> _Directions_
Take the listing below and output it exactly, with no images.
[Opening Exercise data section]
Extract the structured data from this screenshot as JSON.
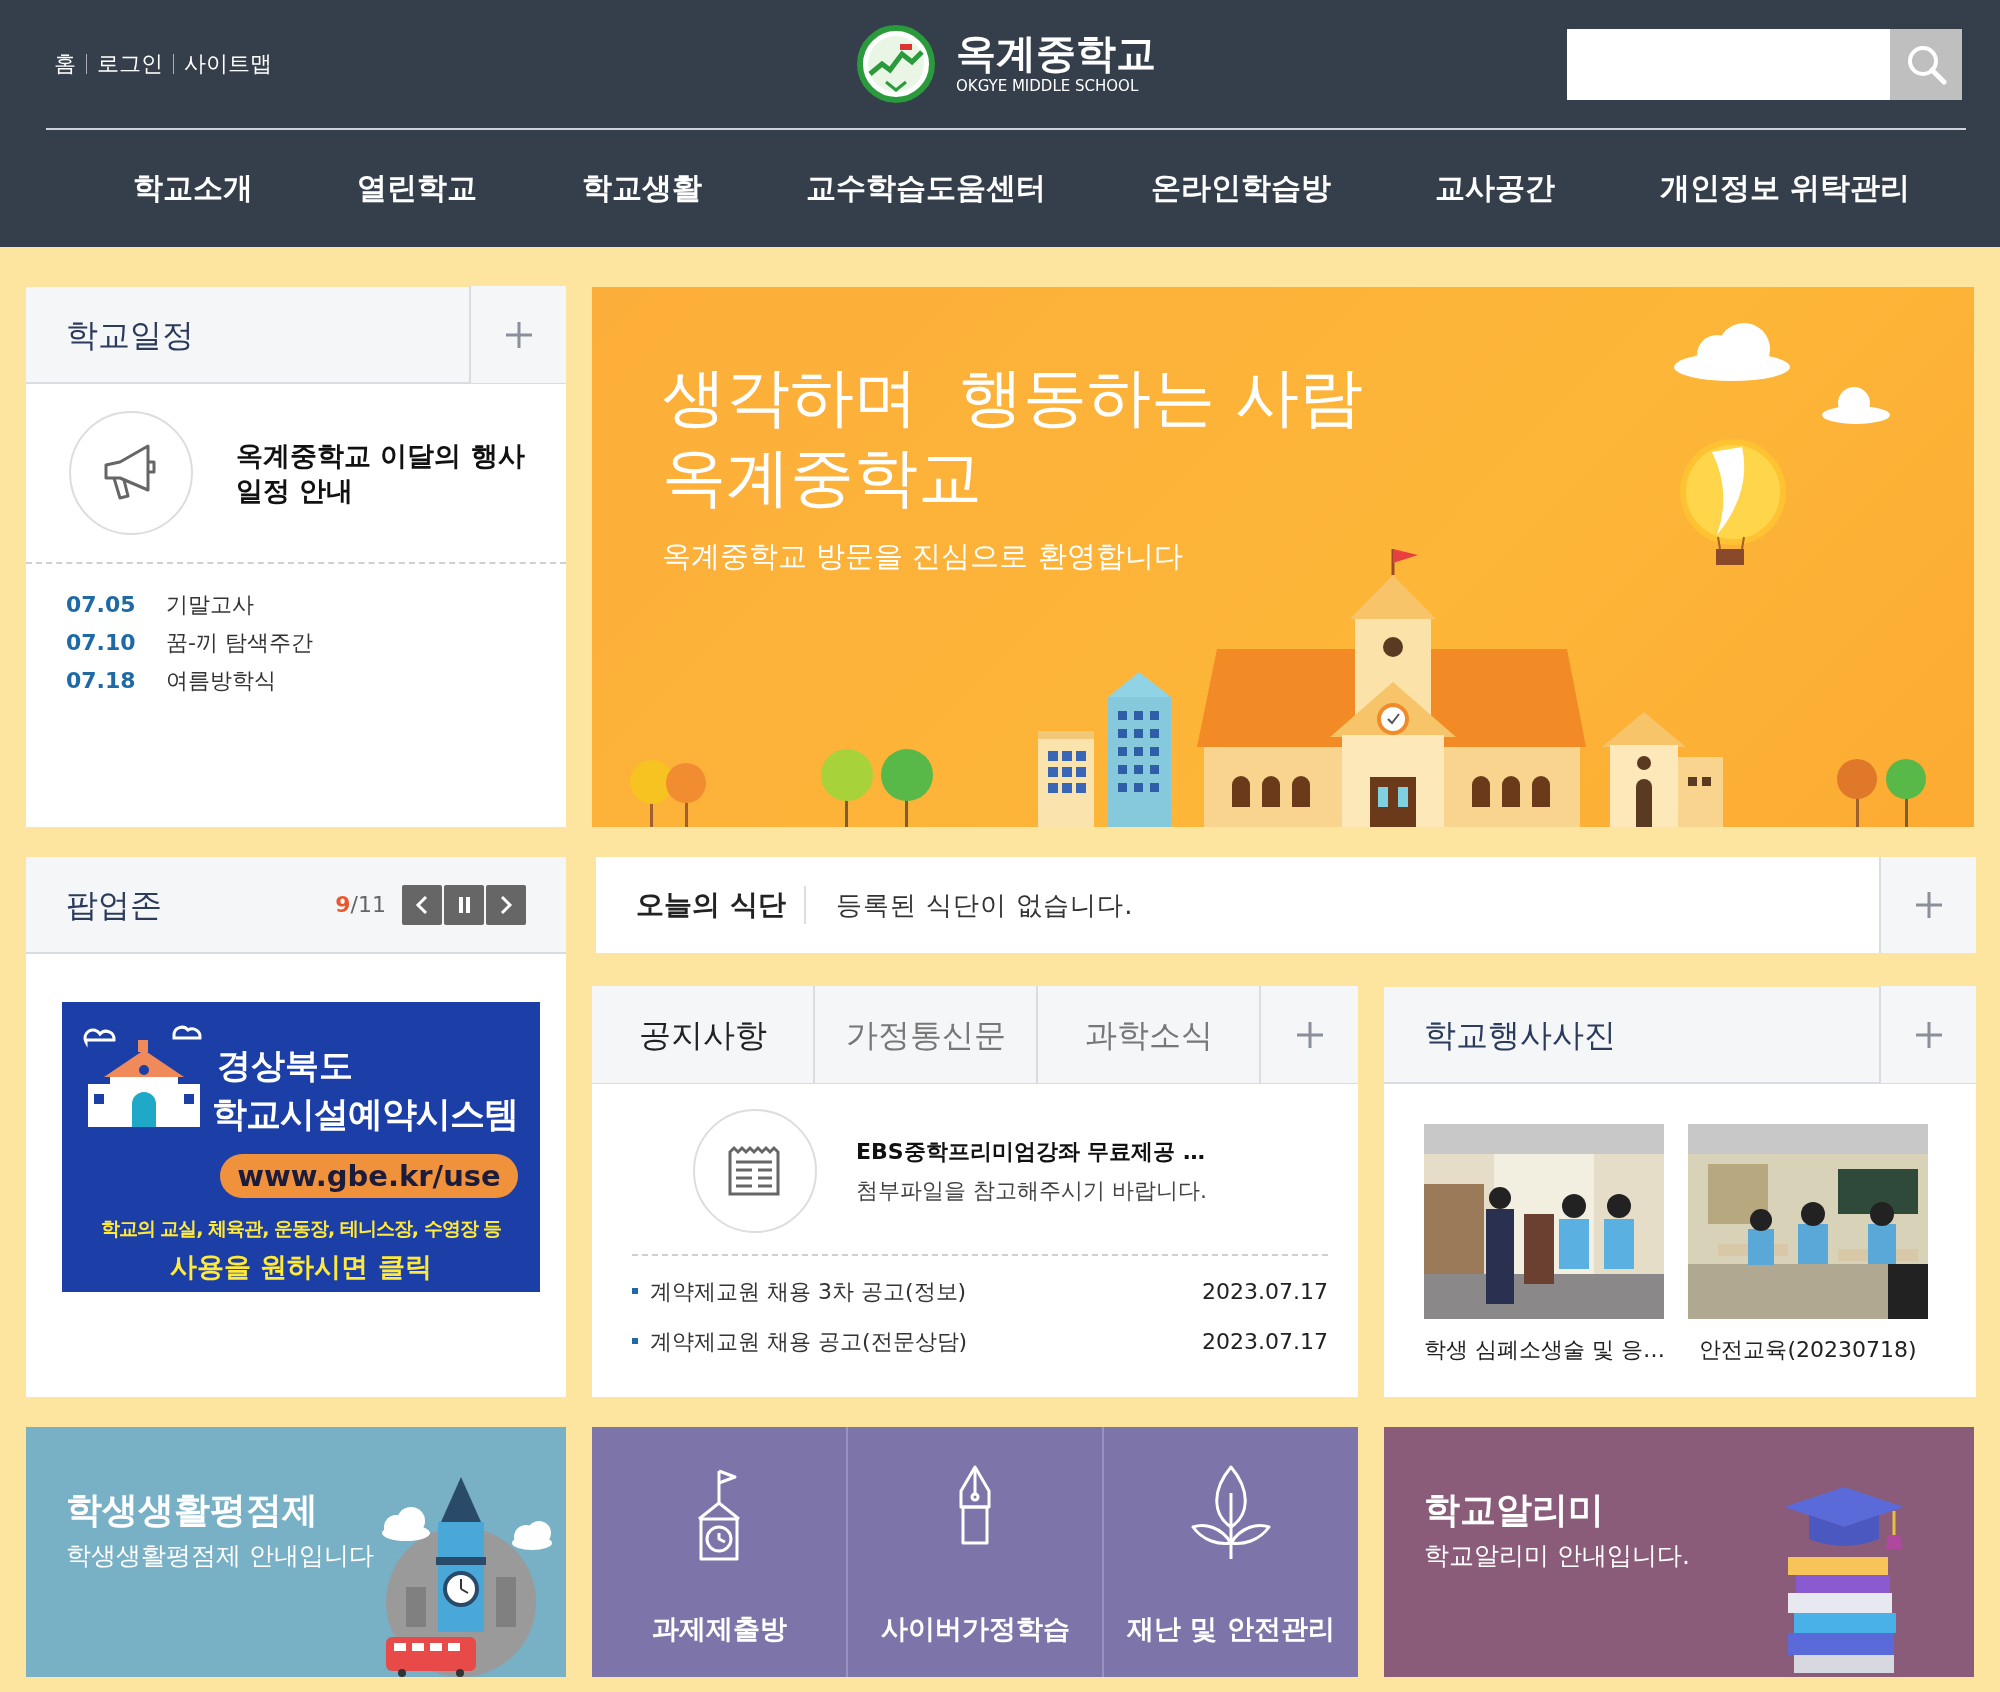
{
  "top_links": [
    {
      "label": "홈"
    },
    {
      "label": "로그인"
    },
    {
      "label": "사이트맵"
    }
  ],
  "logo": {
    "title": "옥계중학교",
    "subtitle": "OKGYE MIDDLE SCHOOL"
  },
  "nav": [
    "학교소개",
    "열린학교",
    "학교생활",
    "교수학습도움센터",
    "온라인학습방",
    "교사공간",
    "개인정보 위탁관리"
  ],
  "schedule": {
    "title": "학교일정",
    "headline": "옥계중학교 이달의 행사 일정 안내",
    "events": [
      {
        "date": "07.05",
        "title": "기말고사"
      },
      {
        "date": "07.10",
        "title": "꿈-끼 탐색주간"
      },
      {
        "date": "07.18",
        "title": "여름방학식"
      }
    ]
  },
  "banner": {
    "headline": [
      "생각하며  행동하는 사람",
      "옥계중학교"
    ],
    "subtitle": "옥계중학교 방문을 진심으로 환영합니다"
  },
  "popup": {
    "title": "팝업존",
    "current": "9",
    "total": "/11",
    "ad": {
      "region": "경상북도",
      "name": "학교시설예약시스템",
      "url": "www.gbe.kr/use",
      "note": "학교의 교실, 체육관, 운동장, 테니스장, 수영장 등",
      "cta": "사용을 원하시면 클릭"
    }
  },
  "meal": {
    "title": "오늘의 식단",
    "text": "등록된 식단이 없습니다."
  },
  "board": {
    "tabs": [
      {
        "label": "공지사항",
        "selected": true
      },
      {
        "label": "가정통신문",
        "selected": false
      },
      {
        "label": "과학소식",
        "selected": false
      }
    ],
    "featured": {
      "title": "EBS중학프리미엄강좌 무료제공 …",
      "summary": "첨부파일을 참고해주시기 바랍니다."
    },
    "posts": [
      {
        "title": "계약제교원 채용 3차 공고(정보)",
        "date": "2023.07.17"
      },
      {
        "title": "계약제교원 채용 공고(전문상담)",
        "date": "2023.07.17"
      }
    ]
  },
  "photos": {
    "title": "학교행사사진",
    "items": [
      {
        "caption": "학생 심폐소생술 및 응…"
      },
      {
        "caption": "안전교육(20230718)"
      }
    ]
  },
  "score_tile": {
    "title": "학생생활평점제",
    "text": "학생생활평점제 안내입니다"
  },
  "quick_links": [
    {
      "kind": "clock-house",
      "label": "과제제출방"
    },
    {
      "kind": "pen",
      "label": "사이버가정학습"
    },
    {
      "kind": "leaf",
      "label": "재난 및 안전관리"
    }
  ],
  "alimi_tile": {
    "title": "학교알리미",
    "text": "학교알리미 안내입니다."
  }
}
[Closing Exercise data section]
> _Answer_
Extract the structured data from this screenshot as JSON.
{
  "top_links": [
    {
      "label": "홈"
    },
    {
      "label": "로그인"
    },
    {
      "label": "사이트맵"
    }
  ],
  "logo": {
    "title": "옥계중학교",
    "subtitle": "OKGYE MIDDLE SCHOOL"
  },
  "nav": [
    "학교소개",
    "열린학교",
    "학교생활",
    "교수학습도움센터",
    "온라인학습방",
    "교사공간",
    "개인정보 위탁관리"
  ],
  "schedule": {
    "title": "학교일정",
    "headline": "옥계중학교 이달의 행사 일정 안내",
    "events": [
      {
        "date": "07.05",
        "title": "기말고사"
      },
      {
        "date": "07.10",
        "title": "꿈-끼 탐색주간"
      },
      {
        "date": "07.18",
        "title": "여름방학식"
      }
    ]
  },
  "banner": {
    "headline": [
      "생각하며  행동하는 사람",
      "옥계중학교"
    ],
    "subtitle": "옥계중학교 방문을 진심으로 환영합니다"
  },
  "popup": {
    "title": "팝업존",
    "current": "9",
    "total": "/11",
    "ad": {
      "region": "경상북도",
      "name": "학교시설예약시스템",
      "url": "www.gbe.kr/use",
      "note": "학교의 교실, 체육관, 운동장, 테니스장, 수영장 등",
      "cta": "사용을 원하시면 클릭"
    }
  },
  "meal": {
    "title": "오늘의 식단",
    "text": "등록된 식단이 없습니다."
  },
  "board": {
    "tabs": [
      {
        "label": "공지사항",
        "selected": true
      },
      {
        "label": "가정통신문",
        "selected": false
      },
      {
        "label": "과학소식",
        "selected": false
      }
    ],
    "featured": {
      "title": "EBS중학프리미엄강좌 무료제공 …",
      "summary": "첨부파일을 참고해주시기 바랍니다."
    },
    "posts": [
      {
        "title": "계약제교원 채용 3차 공고(정보)",
        "date": "2023.07.17"
      },
      {
        "title": "계약제교원 채용 공고(전문상담)",
        "date": "2023.07.17"
      }
    ]
  },
  "photos": {
    "title": "학교행사사진",
    "items": [
      {
        "caption": "학생 심폐소생술 및 응…"
      },
      {
        "caption": "안전교육(20230718)"
      }
    ]
  },
  "score_tile": {
    "title": "학생생활평점제",
    "text": "학생생활평점제 안내입니다"
  },
  "quick_links": [
    {
      "kind": "clock-house",
      "label": "과제제출방"
    },
    {
      "kind": "pen",
      "label": "사이버가정학습"
    },
    {
      "kind": "leaf",
      "label": "재난 및 안전관리"
    }
  ],
  "alimi_tile": {
    "title": "학교알리미",
    "text": "학교알리미 안내입니다."
  }
}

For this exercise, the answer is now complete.